Dr. Gwozdz is buried in Greenwood. Note the caduceus and musical staff denoting his profession and his passion.
Son Eugene, himself a musician, said the notes on the staff are the first four notes of the motet “Oh, How Blessed,” which Dr. Gwozdz often performed with the St. Andrew Catholic Church choir.
“And who,” you ask, squinting at the map above, “is buried in South Side Cemetery?” Hah! You can’t fool me. That’s a trick question. There is no South Side Cemetery. Never was. But this map from 1920 (from Pete Charlton’s “1000+ Lost Antique Maps of Texas & the Southwest on DVD-ROM”) shows, just northeast of Echo Lake, a large tract along Berry Street on both sides of Riverside Drive (then outside the city limits) labeled “South Side Cemetery.” The map shows a “Mausoleum Drive” on the western edge of the cemetery.

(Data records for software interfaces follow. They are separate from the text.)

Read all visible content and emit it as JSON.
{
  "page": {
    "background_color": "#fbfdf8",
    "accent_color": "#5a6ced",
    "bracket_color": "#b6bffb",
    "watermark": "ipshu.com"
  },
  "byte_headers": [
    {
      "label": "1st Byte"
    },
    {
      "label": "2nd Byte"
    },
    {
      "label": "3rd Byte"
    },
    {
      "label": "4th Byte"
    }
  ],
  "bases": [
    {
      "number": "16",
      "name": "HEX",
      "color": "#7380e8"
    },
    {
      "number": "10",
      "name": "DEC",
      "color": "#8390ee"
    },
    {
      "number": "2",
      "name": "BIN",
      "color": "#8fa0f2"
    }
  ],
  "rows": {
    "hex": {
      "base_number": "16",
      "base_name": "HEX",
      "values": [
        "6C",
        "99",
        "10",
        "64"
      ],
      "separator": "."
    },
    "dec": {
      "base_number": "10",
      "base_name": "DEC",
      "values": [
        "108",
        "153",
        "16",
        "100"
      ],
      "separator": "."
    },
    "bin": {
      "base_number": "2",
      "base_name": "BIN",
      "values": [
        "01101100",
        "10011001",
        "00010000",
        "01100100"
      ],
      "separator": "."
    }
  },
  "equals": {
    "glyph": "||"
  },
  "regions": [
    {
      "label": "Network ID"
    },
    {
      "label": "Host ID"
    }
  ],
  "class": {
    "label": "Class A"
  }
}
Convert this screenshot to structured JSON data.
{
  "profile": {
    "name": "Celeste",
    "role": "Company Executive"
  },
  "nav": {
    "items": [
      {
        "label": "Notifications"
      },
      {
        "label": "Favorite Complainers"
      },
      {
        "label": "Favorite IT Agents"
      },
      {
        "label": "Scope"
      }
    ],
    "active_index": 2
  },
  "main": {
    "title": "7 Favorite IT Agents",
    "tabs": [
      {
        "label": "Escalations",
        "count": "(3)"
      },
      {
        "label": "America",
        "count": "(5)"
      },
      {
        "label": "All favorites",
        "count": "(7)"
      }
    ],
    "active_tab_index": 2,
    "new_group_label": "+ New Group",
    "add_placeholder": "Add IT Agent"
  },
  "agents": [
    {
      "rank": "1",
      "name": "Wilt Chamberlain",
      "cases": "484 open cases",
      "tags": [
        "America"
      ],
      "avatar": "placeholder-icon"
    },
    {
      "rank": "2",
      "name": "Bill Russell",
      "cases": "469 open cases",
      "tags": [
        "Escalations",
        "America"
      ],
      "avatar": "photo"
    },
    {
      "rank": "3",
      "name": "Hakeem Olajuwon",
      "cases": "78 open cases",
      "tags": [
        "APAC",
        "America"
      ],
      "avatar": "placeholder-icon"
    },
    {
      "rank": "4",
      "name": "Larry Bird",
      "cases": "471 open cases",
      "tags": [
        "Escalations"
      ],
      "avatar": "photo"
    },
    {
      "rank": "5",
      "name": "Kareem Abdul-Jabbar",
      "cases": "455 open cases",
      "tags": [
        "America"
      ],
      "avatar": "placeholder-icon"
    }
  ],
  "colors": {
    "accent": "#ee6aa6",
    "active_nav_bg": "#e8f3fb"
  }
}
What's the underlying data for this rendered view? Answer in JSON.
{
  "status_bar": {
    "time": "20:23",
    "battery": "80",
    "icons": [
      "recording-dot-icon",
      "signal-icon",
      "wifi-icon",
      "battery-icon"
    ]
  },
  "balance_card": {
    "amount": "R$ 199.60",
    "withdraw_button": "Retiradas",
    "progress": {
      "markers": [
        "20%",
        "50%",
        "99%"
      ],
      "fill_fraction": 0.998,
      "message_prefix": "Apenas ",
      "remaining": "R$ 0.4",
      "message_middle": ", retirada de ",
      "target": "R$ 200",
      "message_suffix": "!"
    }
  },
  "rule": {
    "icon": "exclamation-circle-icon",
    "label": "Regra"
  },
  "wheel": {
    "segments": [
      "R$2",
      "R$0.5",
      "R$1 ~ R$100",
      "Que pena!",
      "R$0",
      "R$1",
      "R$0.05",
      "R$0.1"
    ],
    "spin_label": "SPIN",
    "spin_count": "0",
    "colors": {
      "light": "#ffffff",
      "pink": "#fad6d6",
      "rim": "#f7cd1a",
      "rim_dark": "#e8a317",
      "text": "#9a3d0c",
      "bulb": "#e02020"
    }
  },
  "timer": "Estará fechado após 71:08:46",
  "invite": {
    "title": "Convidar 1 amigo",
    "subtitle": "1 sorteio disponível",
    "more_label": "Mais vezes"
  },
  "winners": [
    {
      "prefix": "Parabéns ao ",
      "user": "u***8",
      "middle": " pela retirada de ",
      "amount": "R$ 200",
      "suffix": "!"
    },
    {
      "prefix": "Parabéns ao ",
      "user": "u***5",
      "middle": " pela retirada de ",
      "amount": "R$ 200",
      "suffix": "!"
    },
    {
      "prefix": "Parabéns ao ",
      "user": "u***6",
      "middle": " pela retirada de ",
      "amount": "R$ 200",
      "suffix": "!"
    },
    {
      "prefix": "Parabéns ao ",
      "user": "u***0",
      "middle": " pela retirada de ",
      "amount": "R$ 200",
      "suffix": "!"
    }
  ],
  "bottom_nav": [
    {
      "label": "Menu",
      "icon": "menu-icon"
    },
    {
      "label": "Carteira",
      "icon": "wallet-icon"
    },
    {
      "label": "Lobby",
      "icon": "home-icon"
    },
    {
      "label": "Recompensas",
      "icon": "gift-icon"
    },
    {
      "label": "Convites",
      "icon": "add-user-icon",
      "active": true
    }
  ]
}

This 1940 map (from Pete Charlton’s “1000+ Lost Antique Maps of Texas & the Southwest on DVD-ROM”) labels the land as “reserved” for a “South Side Cemetery.” But maps of 1939 and 1943 have no such designation, and I find no such cemetery or business listing in city directories. However, that area would later be home to Elliot Lake, Ward Plaza, Town Plaza, a tourist court, a municipal solid-waste facility, and a small amusement park where a monkey smoked cigarettes. And they are all dead.
McHaney, I went to OD wyatt HS Glad to meet someone kin to him
Great article love your page. Grew up over there. My Aunt Dad was OD Wyatt. My dad coached football at Paschal etc…
Thank you, Mr. McHaney.
I am interested in Ft. Worth History as I have lived here 7 decades.
I’m not far behind you. We’ve seen a lot of Fort Worth history, but we’ve also missed a lot that came before us.
Bill (William) Bailey is my great grandfather. He used to live in the “Big House” which was eventually turned into the Elks Lodge in Fort which has since been demolished. I KNOW SO MUCH about Fort Worth history and the Bailey family. Let me know if there are any outstanding questions….
Ken “Stinky” Davis Sr. had a nice house in the Greenwood development. He set up a trust fund to insure a fresh Christmas tree in his house every year. I checked; it’s true. The four horses at Greenwood gate sometimes come to life and go roaming the street. I saw them one time, thought they were loose livestock, called the police, they came out, a cop also the white Pegasus. The creature rides fallen warriors to Valhalla.
Guy Thompson was one of the kindest men who ever made a home in this city; a gentleman of the sort that we’re not likely to meet, now. He was a veteran of WWII, and even after his professional life slowed into semi-retirement, he made sure that the funerals of his fellow veterans had every dignity to which they were entitled. He was a friend of my dad’s, and that funeral was one of the last which Guy supervised, and he spoke at the graveside. We were so grateful to him.
I met him once, and he seemed a sterling fellow who lived up to his reputation.